Plans for 160,000 solar panels at MoD Lyneham, to supply electricity for the new £230million Defence College of Technical Training, were unveiled at a public exhibition in Bradenstoke.

And they received a cautious welcome from those who saw the display.

Demolition work has already started at the former RAF base and the new college is scheduled to open in early 2016 with around 2,000 students and staff.

The panels, to face south towards the middle of the site, would generate 40 megawatts each year, enough to power the college and around 10,000 extra homes.

They would be 2.5 metres high and would sit on a plot roughly 90 hectares, north of the site’s main runway which is not needed for defence training.

Information boards at the exhibition yesterday said the scheme was part of a wider strategy to install solar panels on government estates.

They said: “The local electricity network cannot meet the power requirements of the new defence college when operational without significant upgrade working being taken.

“The site can accommodate an array of sufficient size to make the cost of grid connection viable. The topography of the landscape and the established hedgerows and trees around the site mean that it is well screened.

“However there are some areas, particularly for Bradenstoke, where the array is visible for a limited number of view points, including a few residential properties and the play area of Holloway.”

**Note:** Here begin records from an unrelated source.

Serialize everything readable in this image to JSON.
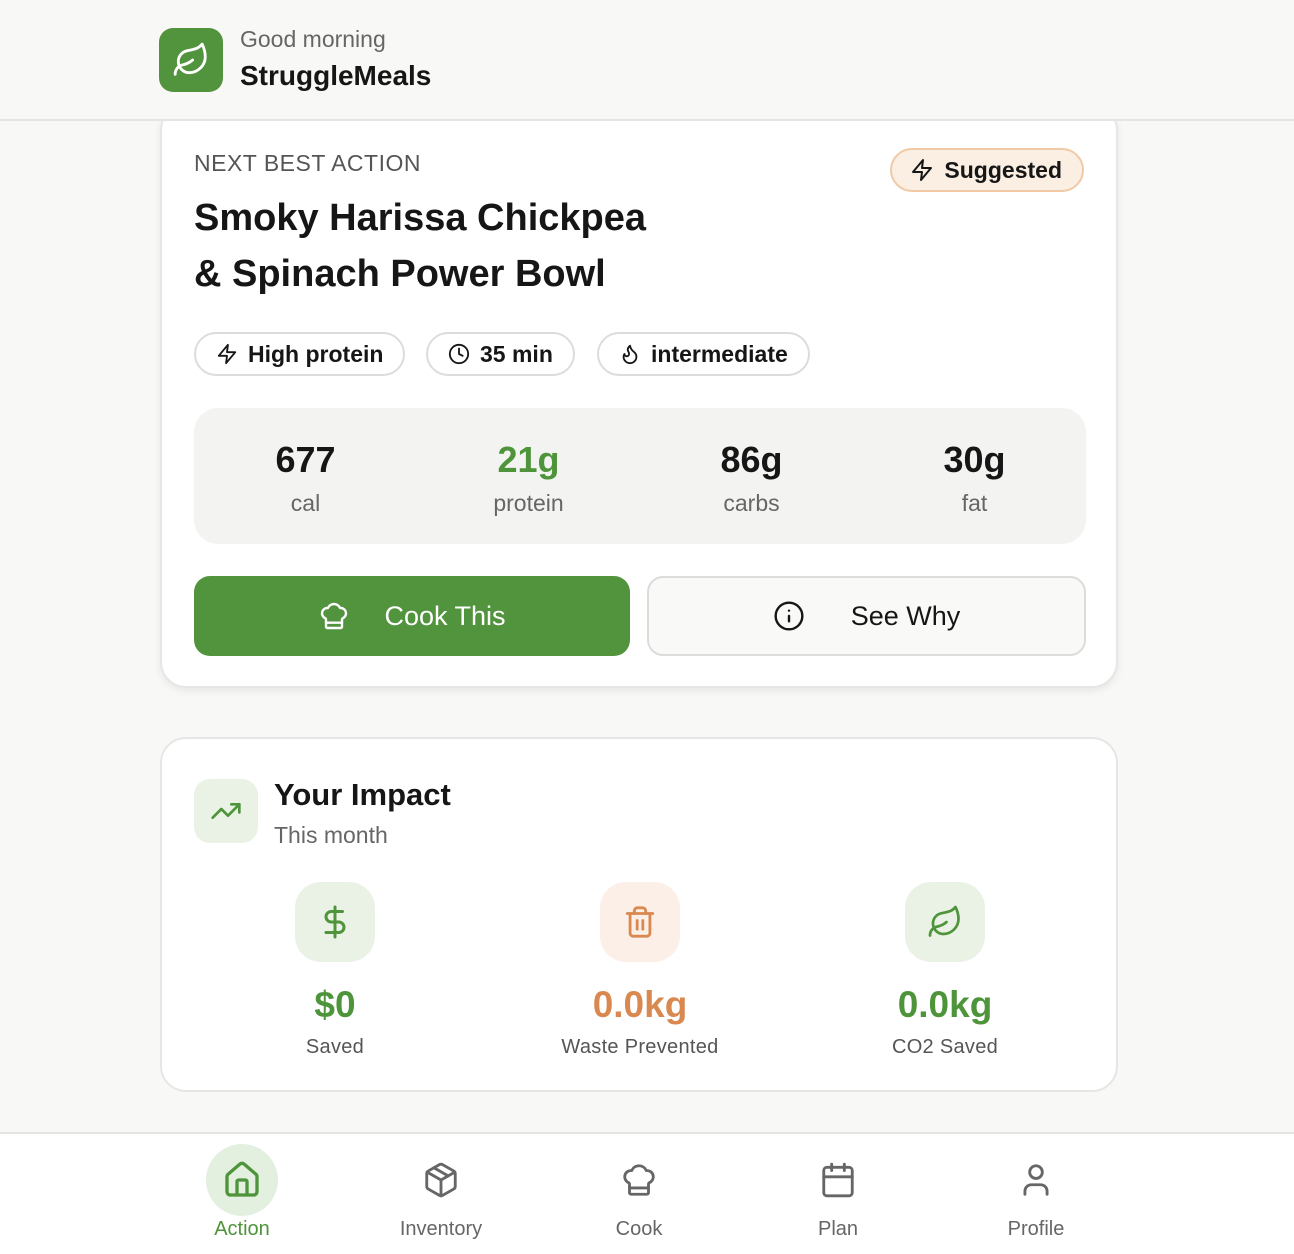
{
  "header": {
    "greeting": "Good morning",
    "app_name": "StruggleMeals",
    "logo_icon": "leaf-icon",
    "brand_color": "#52943e"
  },
  "action_card": {
    "eyebrow": "NEXT BEST ACTION",
    "badge": {
      "label": "Suggested",
      "icon": "bolt-icon"
    },
    "title_line1": "Smoky Harissa Chickpea",
    "title_line2": "& Spinach Power Bowl",
    "tags": [
      {
        "label": "High protein",
        "icon": "bolt-icon"
      },
      {
        "label": "35 min",
        "icon": "clock-icon"
      },
      {
        "label": "intermediate",
        "icon": "flame-icon"
      }
    ],
    "macros": [
      {
        "value": "677",
        "label": "cal"
      },
      {
        "value": "21g",
        "label": "protein"
      },
      {
        "value": "86g",
        "label": "carbs"
      },
      {
        "value": "30g",
        "label": "fat"
      }
    ],
    "primary_button": {
      "label": "Cook This",
      "icon": "chef-hat-icon"
    },
    "secondary_button": {
      "label": "See Why",
      "icon": "info-icon"
    }
  },
  "impact": {
    "title": "Your Impact",
    "subtitle": "This month",
    "icon": "trending-up-icon",
    "stats": [
      {
        "value": "$0",
        "label": "Saved",
        "icon": "dollar-icon",
        "color": "#4e943a"
      },
      {
        "value": "0.0kg",
        "label": "Waste Prevented",
        "icon": "trash-icon",
        "color": "#d98950"
      },
      {
        "value": "0.0kg",
        "label": "CO2 Saved",
        "icon": "leaf-icon",
        "color": "#4e943a"
      }
    ]
  },
  "nav": {
    "active": "Action",
    "items": [
      {
        "label": "Action",
        "icon": "home-icon"
      },
      {
        "label": "Inventory",
        "icon": "box-icon"
      },
      {
        "label": "Cook",
        "icon": "chef-hat-icon"
      },
      {
        "label": "Plan",
        "icon": "calendar-icon"
      },
      {
        "label": "Profile",
        "icon": "user-icon"
      }
    ]
  }
}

Jenny Jardine, president of the local WI group, gave feedback to the MoD on plans for the training college as part of the Lyneham steering group and said the plans looked like a good idea.

She said: “I have been more than happy with what they have been doing with the changeover. We didn’t want RAF Lyneham to go, but this is the best outcome for our village.

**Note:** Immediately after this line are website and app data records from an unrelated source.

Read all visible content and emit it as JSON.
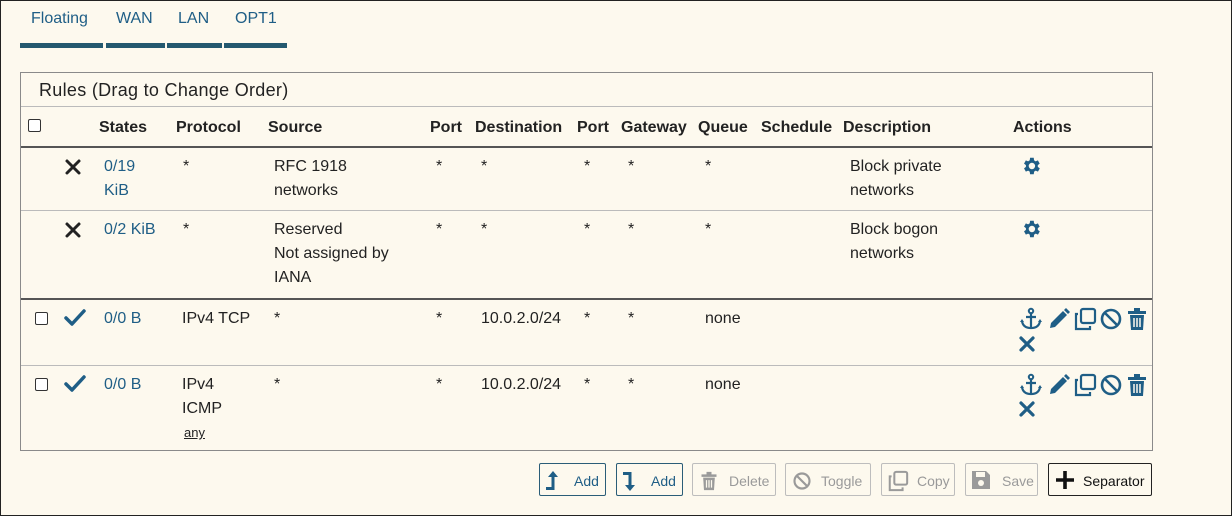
{
  "tabs": [
    "Floating",
    "WAN",
    "LAN",
    "OPT1"
  ],
  "panel": {
    "title": "Rules (Drag to Change Order)",
    "columns": {
      "states": "States",
      "protocol": "Protocol",
      "source": "Source",
      "port": "Port",
      "destination": "Destination",
      "port2": "Port",
      "gateway": "Gateway",
      "queue": "Queue",
      "schedule": "Schedule",
      "description": "Description",
      "actions": "Actions"
    }
  },
  "rules": [
    {
      "status_icon": "block-x-icon",
      "states_line1": "0/19",
      "states_line2": "KiB",
      "protocol": "*",
      "source_line1": "RFC 1918",
      "source_line2": "networks",
      "port": "*",
      "destination": "*",
      "port2": "*",
      "gateway": "*",
      "queue": "*",
      "description_line1": "Block private",
      "description_line2": "networks",
      "actions": [
        "gear-icon"
      ]
    },
    {
      "status_icon": "block-x-icon",
      "states_line1": "0/2 KiB",
      "protocol": "*",
      "source_line1": "Reserved",
      "source_line2": "Not assigned by",
      "source_line3": "IANA",
      "port": "*",
      "destination": "*",
      "port2": "*",
      "gateway": "*",
      "queue": "*",
      "description_line1": "Block bogon",
      "description_line2": "networks",
      "actions": [
        "gear-icon"
      ]
    },
    {
      "status_icon": "pass-check-icon",
      "states_line1": "0/0 B",
      "protocol_line1": "IPv4 TCP",
      "source_line1": "*",
      "port": "*",
      "destination": "10.0.2.0/24",
      "port2": "*",
      "gateway": "*",
      "queue": "none",
      "actions": [
        "anchor-icon",
        "pencil-icon",
        "copy-icon",
        "disable-icon",
        "trash-icon",
        "delete-x-icon"
      ]
    },
    {
      "status_icon": "pass-check-icon",
      "states_line1": "0/0 B",
      "protocol_line1": "IPv4",
      "protocol_line2": "ICMP",
      "protocol_sub": "any",
      "source_line1": "*",
      "port": "*",
      "destination": "10.0.2.0/24",
      "port2": "*",
      "gateway": "*",
      "queue": "none",
      "actions": [
        "anchor-icon",
        "pencil-icon",
        "copy-icon",
        "disable-icon",
        "trash-icon",
        "delete-x-icon"
      ]
    }
  ],
  "buttons": {
    "add_top": "Add",
    "add_bottom": "Add",
    "delete": "Delete",
    "toggle": "Toggle",
    "copy": "Copy",
    "save": "Save",
    "separator": "Separator"
  },
  "colors": {
    "link": "#1f5e86",
    "accent": "#24596f",
    "background": "#fdf9ee"
  }
}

“I think it’s been very well managed, I have been quietly impressed. The biggest thing is, are these panels going to last? But it says here they last 25 to 30 years, which is quite good.”

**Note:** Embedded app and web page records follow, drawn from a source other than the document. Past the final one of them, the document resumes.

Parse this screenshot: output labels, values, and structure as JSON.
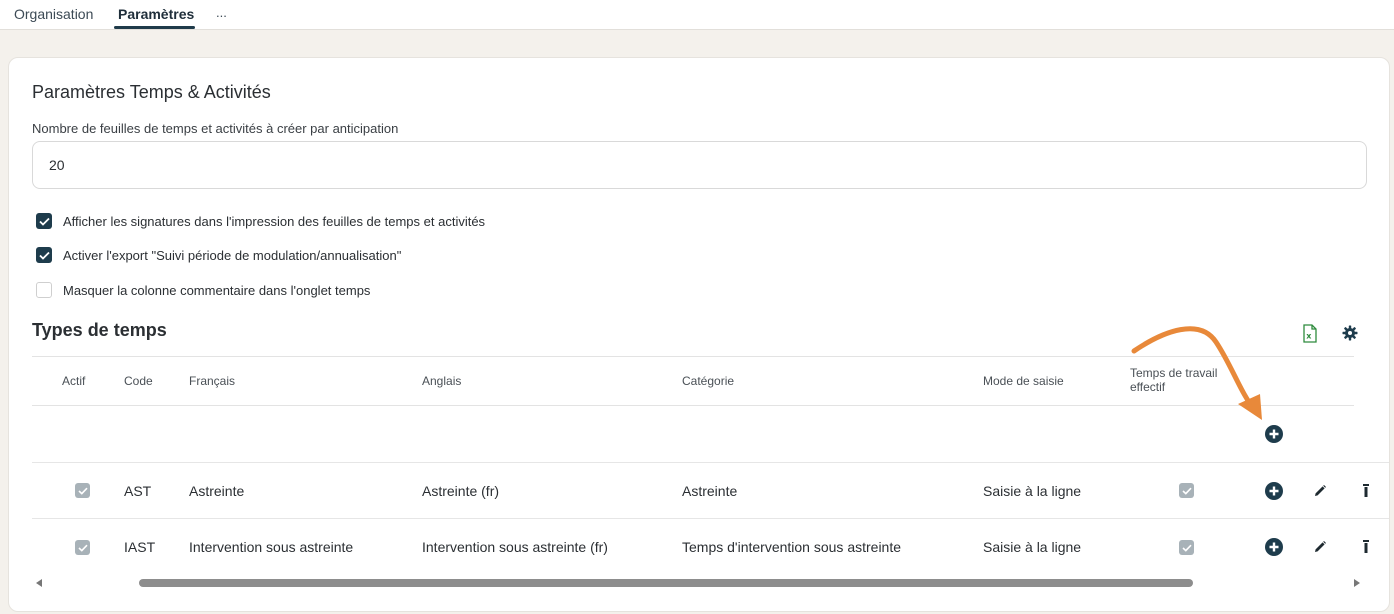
{
  "tabs": [
    {
      "label": "Organisation"
    },
    {
      "label": "Paramètres",
      "active": true
    },
    {
      "label": "..."
    }
  ],
  "card": {
    "title": "Paramètres Temps & Activités",
    "anticipation": {
      "label": "Nombre de feuilles de temps et activités à créer par anticipation",
      "value": "20"
    },
    "options": [
      {
        "label": "Afficher les signatures dans l'impression des feuilles de temps et activités",
        "checked": true
      },
      {
        "label": "Activer l'export \"Suivi période de modulation/annualisation\"",
        "checked": true
      },
      {
        "label": "Masquer la colonne commentaire dans l'onglet temps",
        "checked": false
      }
    ]
  },
  "types": {
    "title": "Types de temps",
    "toolbar_icons": [
      "excel-export-icon",
      "gear-icon"
    ],
    "columns": [
      "Actif",
      "Code",
      "Français",
      "Anglais",
      "Catégorie",
      "Mode de saisie",
      "Temps de travail effectif"
    ],
    "rows": [
      {
        "actif": true,
        "code": "AST",
        "francais": "Astreinte",
        "anglais": "Astreinte (fr)",
        "categorie": "Astreinte",
        "mode": "Saisie à la ligne",
        "effectif": true
      },
      {
        "actif": true,
        "code": "IAST",
        "francais": "Intervention sous astreinte",
        "anglais": "Intervention sous astreinte (fr)",
        "categorie": "Temps d'intervention sous astreinte",
        "mode": "Saisie à la ligne",
        "effectif": true
      }
    ],
    "row_actions": [
      "plus-circle-icon",
      "pencil-icon",
      "delete-icon"
    ]
  },
  "colors": {
    "accent": "#1e3c4c",
    "annotation_arrow": "#e8893a",
    "excel_green": "#2e8b3d",
    "background": "#f4f1ec"
  },
  "scroll": {
    "horizontal_position": 0.1
  }
}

Parish councillor Lynn Thrussell also welcomed the plans.

She said: “We haven’t heard anybody complaining about it and normally we’re the first to hear.

“If they have to use the land for something it’s probably the best use, it could have been anything when you think about it. At least it’s going to be quiet there.”

Bradenstoke resident Pauline Aves said: “I think it’s a good idea, I’m all in favour of using up space that’s not going to be used for anything else.

"It’s not like having a wind farm, it’s going to be quite quiet.”

A planning application for the proposal will be submitted early this summer and if successful work to upgrade electricity grid connections at the site could start in autumn.

The solar panels, which are prefabricated, would take around six months to install. However this instalment could be phased over a period of time between 2015 to 2016.